The Subtle Art of Not-Convincing People


Next to my regular job as either developer/architect I enjoy teaching classes about SharePoint. Ultimately, when I do that, my goal is to inspire people. If I can’t attain that goal, at least I want to explain the concepts included in the course as clear as possible and add some additional related topics in the mix so students can place a topic in better perspective and hopefully provide some depth most other teachers wouldn’t bring to the table. So, that way, when I wasn’t the one who actually wrote the material of a course (which is often the case), at least I personalize the course to my liking to give it a unique flavor.

I always offer my students a chance to start earlier or continue after the official end of the day, I don’t mind working longer if I find a student is eager to learn more about SharePoint. In addition, I also offer students to stay later if they want to learn about additional SharePoint topics not included in the course. Surprisingly, at least to me, it is rare that someone accepts this offer, maybe only 1 person out of a 100.

The opposite is also true. I find that an extensive and high quality lunch and stopping exactly on time (or better: finish a little bit earlier) are key factors for a succesful course. It’s not that I’m a bad teacher, which would explain why people are intent to leave as soon as possible, because I get excellent reviews. So, I’ve come to understand and accept that not everybody is as enthousiastic as I am about SharePoint (nor should everybody be).

However… There is one fact that I would like to change. Whenever I teach an end user SharePoint class and whenever I reach the part about blogs and wiki’s, I’d really like my students to share some of my enthousiasm about these topics, I’d really like my students to see the value in those concepts, and I’d really like my students to understand the value of blogs and wiki’s in an enterprise environment. Up until now, I get a “I feel your passion about this topic, but I don’t think it’s something for me or my company”.

This blog post is read by an audience which shares my enthousiasm about blogs and wiki’s, and I would be most interested to hear what you would say to convince end users to get enthousiastic about blogs and wiki’s in an enterprise environment?

Comments (6)

  1. Durval Ramos says:

    Well Margriet, I want you to know that your enthusiasm influences people, maybe not in response time that you expect, but generates the need to stimulate people (their students and the group of people they live together) to try at least once, to do you are presenting as a solution or guidance of their knowledge. Maybe you can see the result of their enthusiasm only after a few years when refind some of these people. Maybe the student that you least expect a good performance, can be what more will surprise you in a close contact.

    The only certainty I can say, is that so strange sometimes, we influence people. You influenced me before (I’ve talked about it with Ed a few weeks ago) and this influenced me one more time now. Congratulations Margriet.

    We are proud to live in the TechNet Wiki as you!

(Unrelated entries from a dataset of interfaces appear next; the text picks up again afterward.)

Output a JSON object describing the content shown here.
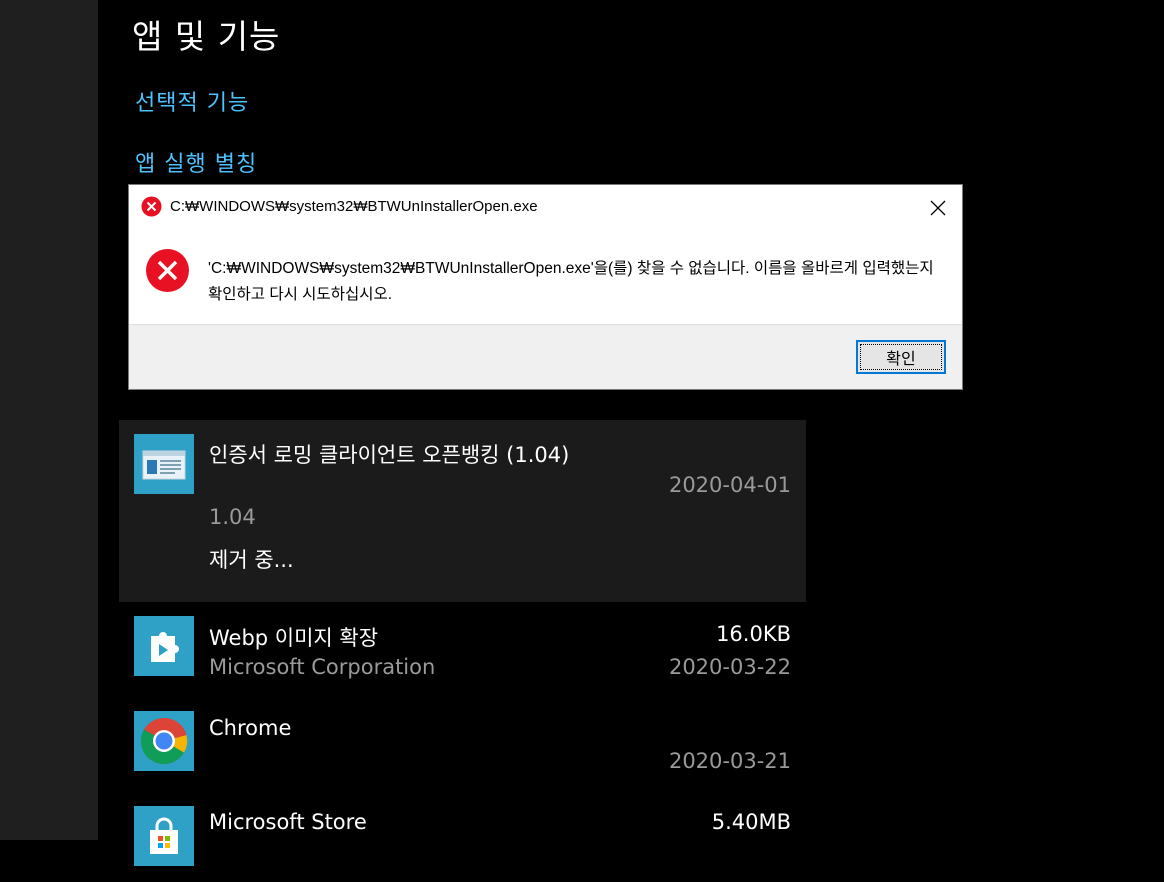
{
  "page": {
    "title": "앱 및 기능",
    "links": [
      "선택적 기능",
      "앱 실행 별칭"
    ]
  },
  "dialog": {
    "title": "C:₩WINDOWS₩system32₩BTWUnInstallerOpen.exe",
    "message": "'C:₩WINDOWS₩system32₩BTWUnInstallerOpen.exe'을(를) 찾을 수 없습니다. 이름을 올바르게 입력했는지 확인하고 다시 시도하십시오.",
    "ok_label": "확인",
    "icon": "error-icon",
    "accent": "#0078d7"
  },
  "apps": [
    {
      "name": "인증서 로밍 클라이언트 오픈뱅킹 (1.04)",
      "publisher": "",
      "size": "",
      "date": "2020-04-01",
      "version": "1.04",
      "status": "제거 중...",
      "icon": "window-app-icon",
      "selected": true
    },
    {
      "name": "Webp 이미지 확장",
      "publisher": "Microsoft Corporation",
      "size": "16.0KB",
      "date": "2020-03-22",
      "icon": "puzzle-play-icon"
    },
    {
      "name": "Chrome",
      "publisher": "",
      "size": "",
      "date": "2020-03-21",
      "icon": "chrome-icon"
    },
    {
      "name": "Microsoft Store",
      "publisher": "",
      "size": "5.40MB",
      "date": "",
      "icon": "store-bag-icon"
    }
  ],
  "colors": {
    "link": "#4cc2ff",
    "tile": "#2fa0c6",
    "selected_bg": "#1b1b1b",
    "error_red": "#e81123"
  }
}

  2. Margriet Bruggeman says:

    Thanks Durval for your kind words!! Happy to be a part of the TechNet Wiki community!

  3. Ed Price - MSFT says:

    Margriet, do you use links to your SharePoint articles on TechNet Wiki as part of your class or “homework”? Thanks!

  4. Margriet Bruggeman says:

    Hi Ed, of course. I always show my students TechNet Wiki and some of my SharePoint articles 😉

  5. hassan sayed issa20014 says:

    thank you

  6. David Wilkinson says:

    Hi Margriet,
    Love your work. I have been doing SharePoint for 15 years.
    I think blogs and wiki’s are a great idea for creating and sharing content. I share your passion about them, however there are some non-technical corporate environments where I get significant pushback on these types of SharePoint sites. Most of the management
    staff is over 40 and is not technical. Most of these do not have a blogging culture and usually 1 or 2 wiki’s in the IT department. I have been able to show the value of Wiki’s and have had some success at user adoption. What I do is create a demo wiki and
    load it with corporate content as a way of showing how wiki’s can be used for policies and procedures, corporate technical manuals, etc, This usually does the trick for wiki’s. But there seems to be a fear that blogging is not "productive" and this is a hard
    one to crack so far.